**Record extracts**
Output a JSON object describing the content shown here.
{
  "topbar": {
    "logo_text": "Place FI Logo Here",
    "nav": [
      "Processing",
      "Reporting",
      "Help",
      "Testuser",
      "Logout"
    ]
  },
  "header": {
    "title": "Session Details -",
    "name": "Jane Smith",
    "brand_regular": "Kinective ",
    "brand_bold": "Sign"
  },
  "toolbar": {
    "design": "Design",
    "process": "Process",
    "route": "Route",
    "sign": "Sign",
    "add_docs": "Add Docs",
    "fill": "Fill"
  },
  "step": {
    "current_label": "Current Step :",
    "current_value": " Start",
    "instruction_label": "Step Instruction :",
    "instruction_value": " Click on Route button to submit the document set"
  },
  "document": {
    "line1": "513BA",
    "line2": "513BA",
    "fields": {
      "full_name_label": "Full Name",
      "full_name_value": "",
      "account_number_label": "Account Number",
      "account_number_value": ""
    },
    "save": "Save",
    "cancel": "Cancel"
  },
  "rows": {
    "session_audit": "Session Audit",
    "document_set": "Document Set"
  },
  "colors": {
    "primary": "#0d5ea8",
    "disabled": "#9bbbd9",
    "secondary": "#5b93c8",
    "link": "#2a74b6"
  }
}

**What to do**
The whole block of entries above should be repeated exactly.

**Task solution**
Output a JSON object describing the content shown here.
{
  "topbar": {
    "logo_text": "Place FI Logo Here",
    "nav": [
      "Processing",
      "Reporting",
      "Help",
      "Testuser",
      "Logout"
    ]
  },
  "header": {
    "title": "Session Details -",
    "name": "Jane Smith",
    "brand_regular": "Kinective ",
    "brand_bold": "Sign"
  },
  "toolbar": {
    "design": "Design",
    "process": "Process",
    "route": "Route",
    "sign": "Sign",
    "add_docs": "Add Docs",
    "fill": "Fill"
  },
  "step": {
    "current_label": "Current Step :",
    "current_value": " Start",
    "instruction_label": "Step Instruction :",
    "instruction_value": " Click on Route button to submit the document set"
  },
  "document": {
    "line1": "513BA",
    "line2": "513BA",
    "fields": {
      "full_name_label": "Full Name",
      "full_name_value": "",
      "account_number_label": "Account Number",
      "account_number_value": ""
    },
    "save": "Save",
    "cancel": "Cancel"
  },
  "rows": {
    "session_audit": "Session Audit",
    "document_set": "Document Set"
  },
  "colors": {
    "primary": "#0d5ea8",
    "disabled": "#9bbbd9",
    "secondary": "#5b93c8",
    "link": "#2a74b6"
  }
}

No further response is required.